Problem details
Filter the entries, keeping every line with the string "name".

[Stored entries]
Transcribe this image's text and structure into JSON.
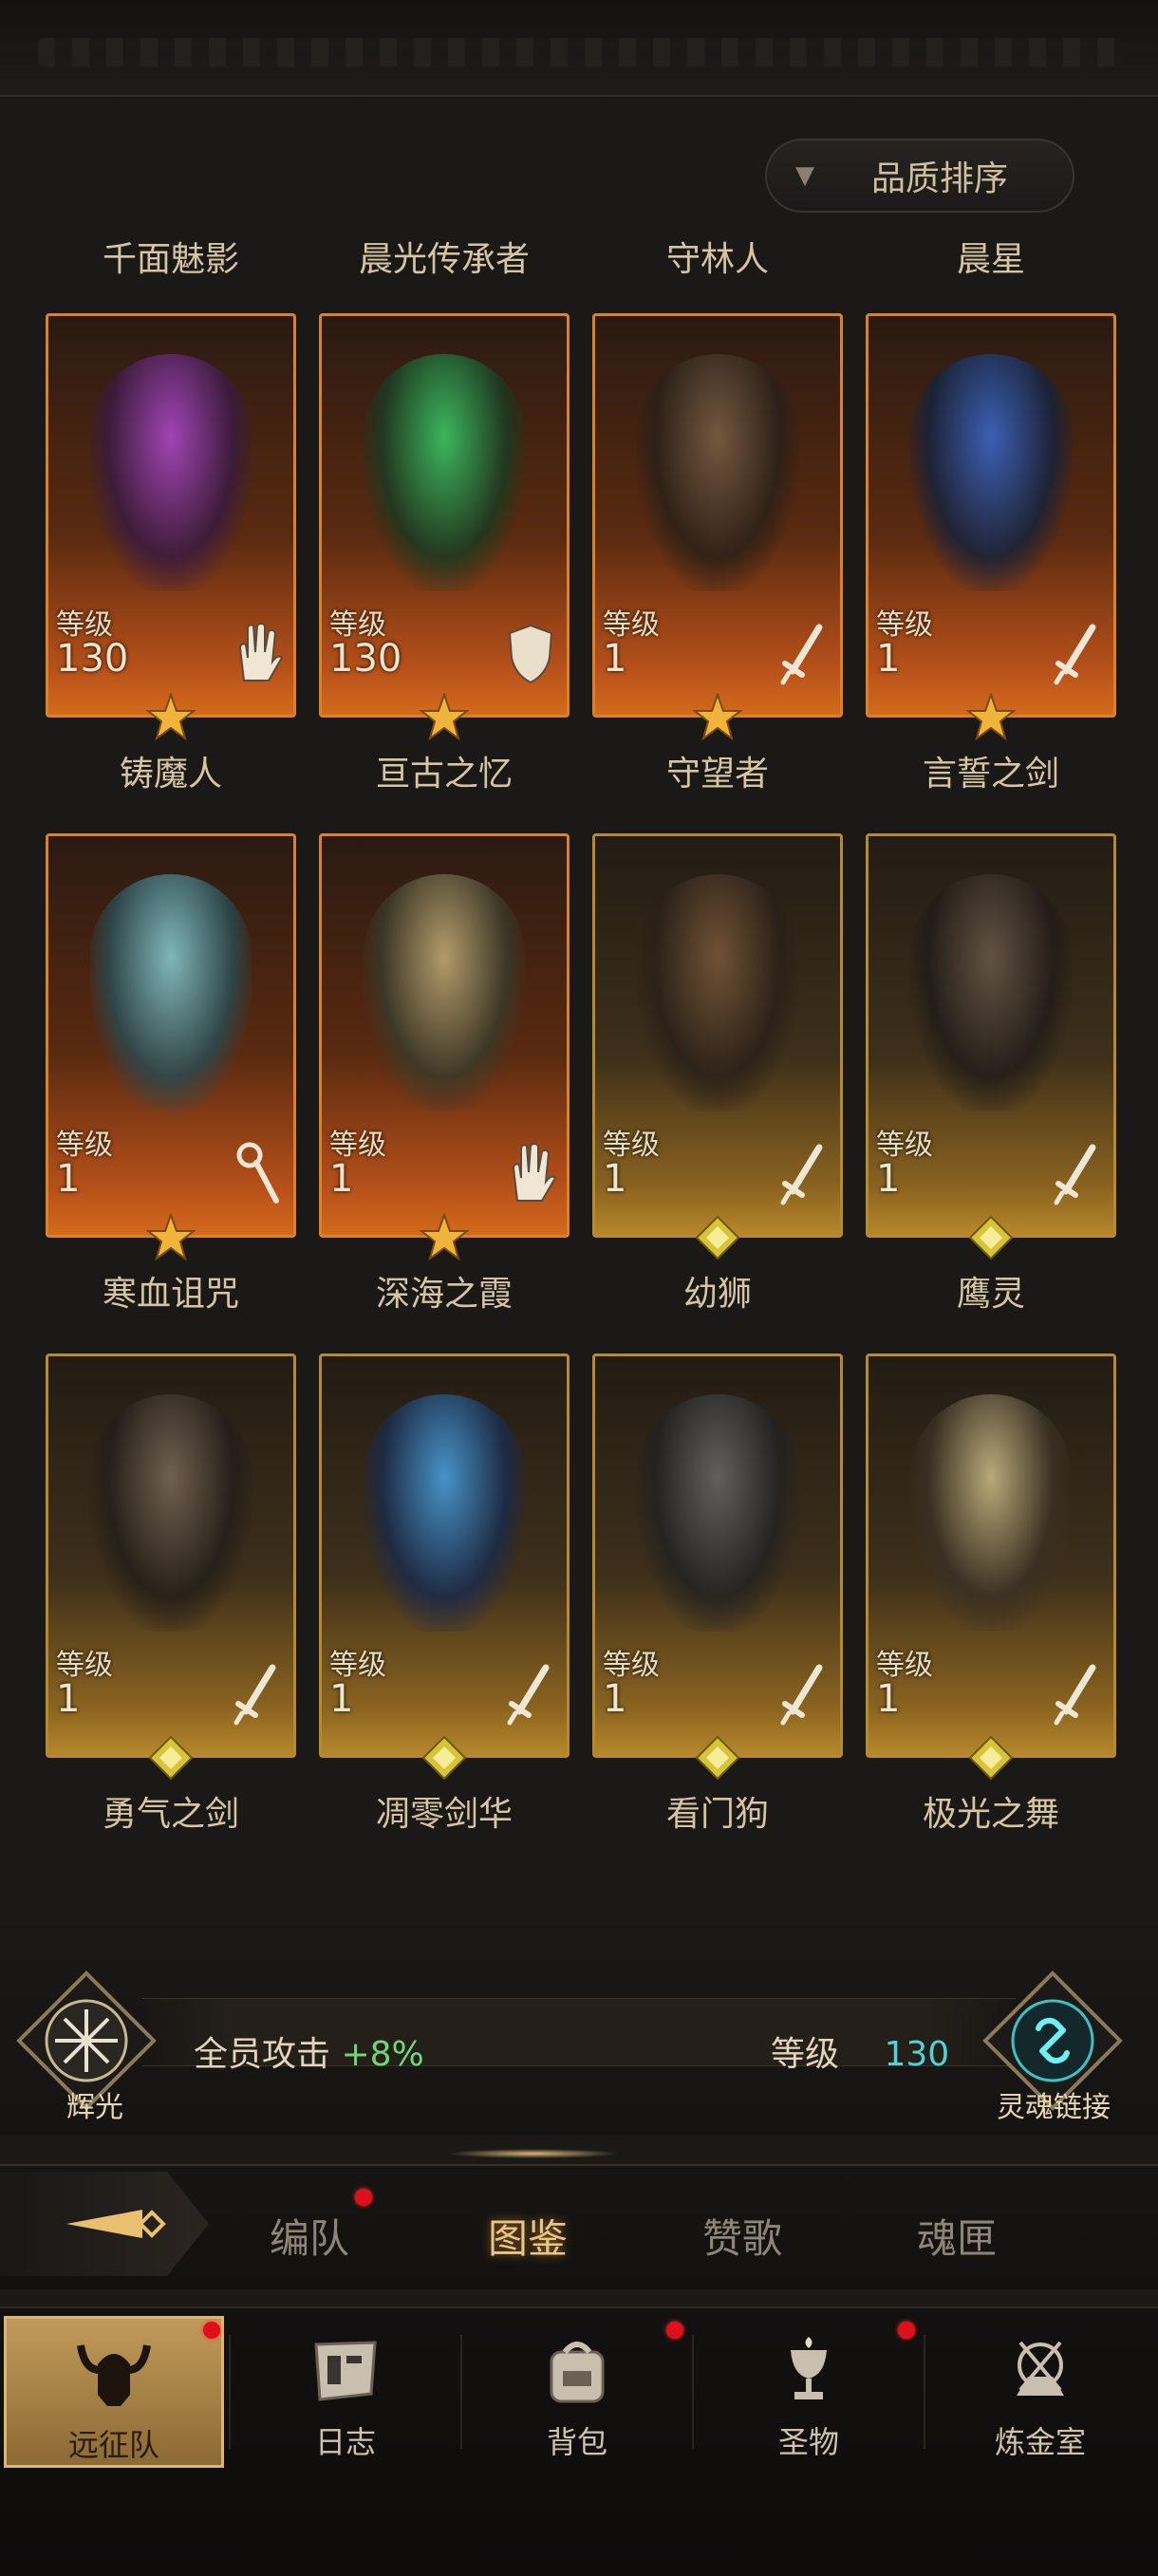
{
  "sort": {
    "label": "品质排序",
    "arrow_icon": "triangle-down-icon"
  },
  "heroes_row_labels": [
    "千面魅影",
    "晨光传承者",
    "守林人",
    "晨星"
  ],
  "heroes": [
    {
      "name": "铸魔人",
      "level_label": "等级",
      "level": "130",
      "class_icon": "palm-icon",
      "rarity": "orange",
      "c1": "#b04ad0",
      "c2": "#3a1a40"
    },
    {
      "name": "亘古之忆",
      "level_label": "等级",
      "level": "130",
      "class_icon": "shield-icon",
      "rarity": "orange",
      "c1": "#3ad06a",
      "c2": "#1a3a22"
    },
    {
      "name": "守望者",
      "level_label": "等级",
      "level": "1",
      "class_icon": "sword-icon",
      "rarity": "orange",
      "c1": "#7a6248",
      "c2": "#2a2018"
    },
    {
      "name": "言誓之剑",
      "level_label": "等级",
      "level": "1",
      "class_icon": "sword-icon",
      "rarity": "orange",
      "c1": "#3a6ad0",
      "c2": "#16223a"
    },
    {
      "name": "寒血诅咒",
      "level_label": "等级",
      "level": "1",
      "class_icon": "staff-icon",
      "rarity": "orange",
      "c1": "#8ad0d6",
      "c2": "#2a4a50"
    },
    {
      "name": "深海之霞",
      "level_label": "等级",
      "level": "1",
      "class_icon": "palm-icon",
      "rarity": "orange",
      "c1": "#c6b07a",
      "c2": "#3a3a2a"
    },
    {
      "name": "幼狮",
      "level_label": "等级",
      "level": "1",
      "class_icon": "sword-icon",
      "rarity": "gold",
      "c1": "#7a5a3a",
      "c2": "#2a2018"
    },
    {
      "name": "鹰灵",
      "level_label": "等级",
      "level": "1",
      "class_icon": "sword-icon",
      "rarity": "gold",
      "c1": "#6a5a4a",
      "c2": "#221c18"
    },
    {
      "name": "勇气之剑",
      "level_label": "等级",
      "level": "1",
      "class_icon": "sword-icon",
      "rarity": "gold",
      "c1": "#7a6a5a",
      "c2": "#241e18"
    },
    {
      "name": "凋零剑华",
      "level_label": "等级",
      "level": "1",
      "class_icon": "sword-icon",
      "rarity": "gold",
      "c1": "#4aa6e6",
      "c2": "#1a2a4a"
    },
    {
      "name": "看门狗",
      "level_label": "等级",
      "level": "1",
      "class_icon": "sword-icon",
      "rarity": "gold",
      "c1": "#6a6a6a",
      "c2": "#222222"
    },
    {
      "name": "极光之舞",
      "level_label": "等级",
      "level": "1",
      "class_icon": "sword-icon",
      "rarity": "gold",
      "c1": "#d0c08a",
      "c2": "#3a3024"
    }
  ],
  "bonus": {
    "left_emblem_label": "辉光",
    "left_emblem_icon": "radiance-emblem-icon",
    "attack_text": "全员攻击",
    "attack_value": "+8%",
    "level_label": "等级",
    "level_value": "130",
    "right_emblem_label": "灵魂链接",
    "right_emblem_icon": "soul-link-icon"
  },
  "sub_tabs": [
    {
      "label": "编队",
      "active": false,
      "dot": true
    },
    {
      "label": "图鉴",
      "active": true,
      "dot": false
    },
    {
      "label": "赞歌",
      "active": false,
      "dot": false
    },
    {
      "label": "魂匣",
      "active": false,
      "dot": false
    }
  ],
  "nav": [
    {
      "label": "远征队",
      "icon": "horned-helmet-icon",
      "active": true,
      "dot": true
    },
    {
      "label": "日志",
      "icon": "scroll-icon",
      "active": false,
      "dot": false
    },
    {
      "label": "背包",
      "icon": "backpack-icon",
      "active": false,
      "dot": true
    },
    {
      "label": "圣物",
      "icon": "chalice-icon",
      "active": false,
      "dot": true
    },
    {
      "label": "炼金室",
      "icon": "alchemy-icon",
      "active": false,
      "dot": false
    }
  ],
  "colors": {
    "accent": "#e8c58a",
    "cyan": "#4fd3d6",
    "green": "#6fd67a",
    "notify": "#e0101a"
  }
}
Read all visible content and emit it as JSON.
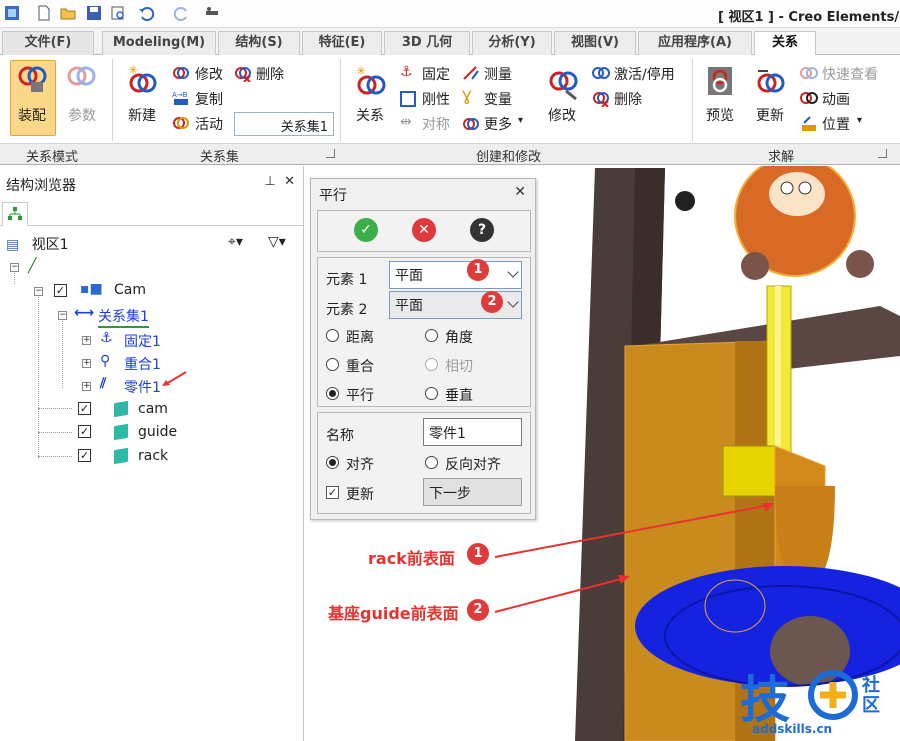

Written response
      "name": "铸魔人",
      "name": "亘古之忆",
      "name": "守望者",
      "name": "言誓之剑",
      "name": "寒血诅咒",
      "name": "深海之霞",
      "name": "幼狮",
      "name": "鹰灵",
      "name": "勇气之剑",
      "name": "凋零剑华",
      "name": "看门狗",
      "name": "极光之舞",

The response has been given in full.